Citation: Watt G and Karl T (2017) In vivo Evidence for Therapeutic Properties of Cannabidiol (CBD) for Alzheimer's Disease. Front. Pharmacol. 8:20. doi: 10.3389/fphar.2017.00020
Received: 12 October 2016; Accepted: 10 January 2017;
Published: 03 February 2017.
Edited by:Giuseppe Esposito, Sapienza University of Rome, Italy
Reviewed by:He-Hui Xie, Shanghai Jiao Tong University, China
Ester Aso, Bellvitge University Hospital, Spain
Copyright © 2017 Watt and Karl. This is an open-access article distributed under the terms of the Creative Commons Attribution License (CC BY). The use, distribution or reproduction in other forums is permitted, provided the original author(s) or licensor are credited and that the original publication in this journal is cited, in accordance with accepted academic practice. No use, distribution or reproduction is permitted which does not comply with these terms.
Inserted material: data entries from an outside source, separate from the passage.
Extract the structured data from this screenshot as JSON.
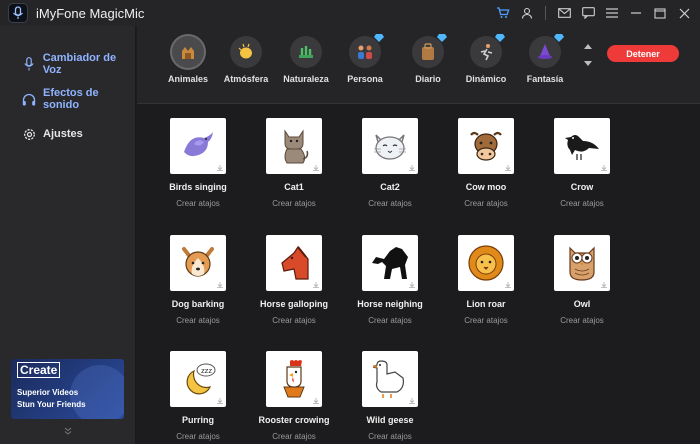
{
  "window": {
    "title": "iMyFone MagicMic"
  },
  "sidebar": {
    "items": [
      {
        "label": "Cambiador de Voz",
        "icon": "microphone-icon"
      },
      {
        "label": "Efectos de sonido",
        "icon": "headphones-icon"
      },
      {
        "label": "Ajustes",
        "icon": "gear-icon"
      }
    ],
    "promo": {
      "title": "Create",
      "line1": "Superior Videos",
      "line2": "Stun Your Friends"
    }
  },
  "categories": [
    {
      "label": "Animales",
      "icon": "animals-icon",
      "premium": false
    },
    {
      "label": "Atmósfera",
      "icon": "clap-icon",
      "premium": false
    },
    {
      "label": "Naturaleza",
      "icon": "nature-icon",
      "premium": false
    },
    {
      "label": "Persona",
      "icon": "people-icon",
      "premium": true
    },
    {
      "label": "Diario",
      "icon": "bag-icon",
      "premium": true
    },
    {
      "label": "Dinámico",
      "icon": "running-icon",
      "premium": true
    },
    {
      "label": "Fantasía",
      "icon": "wizard-icon",
      "premium": true
    }
  ],
  "stop_button": "Detener",
  "sounds": [
    {
      "name": "Birds singing",
      "shortcut": "Crear atajos",
      "icon": "bird-icon"
    },
    {
      "name": "Cat1",
      "shortcut": "Crear atajos",
      "icon": "cat-icon"
    },
    {
      "name": "Cat2",
      "shortcut": "Crear atajos",
      "icon": "cat-face-icon"
    },
    {
      "name": "Cow moo",
      "shortcut": "Crear atajos",
      "icon": "cow-icon"
    },
    {
      "name": "Crow",
      "shortcut": "Crear atajos",
      "icon": "crow-icon"
    },
    {
      "name": "Dog barking",
      "shortcut": "Crear atajos",
      "icon": "dog-icon"
    },
    {
      "name": "Horse galloping",
      "shortcut": "Crear atajos",
      "icon": "horse-head-icon"
    },
    {
      "name": "Horse neighing",
      "shortcut": "Crear atajos",
      "icon": "horse-silhouette-icon"
    },
    {
      "name": "Lion roar",
      "shortcut": "Crear atajos",
      "icon": "lion-icon"
    },
    {
      "name": "Owl",
      "shortcut": "Crear atajos",
      "icon": "owl-icon"
    },
    {
      "name": "Purring",
      "shortcut": "Crear atajos",
      "icon": "moon-sleep-icon"
    },
    {
      "name": "Rooster crowing",
      "shortcut": "Crear atajos",
      "icon": "rooster-icon"
    },
    {
      "name": "Wild geese",
      "shortcut": "Crear atajos",
      "icon": "goose-icon"
    }
  ],
  "colors": {
    "accent": "#8fb3ff",
    "stop": "#ef3a3a",
    "premium": "#4fb7ff"
  }
}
*Correspondence: Tim Karl, firstname.lastname@example.org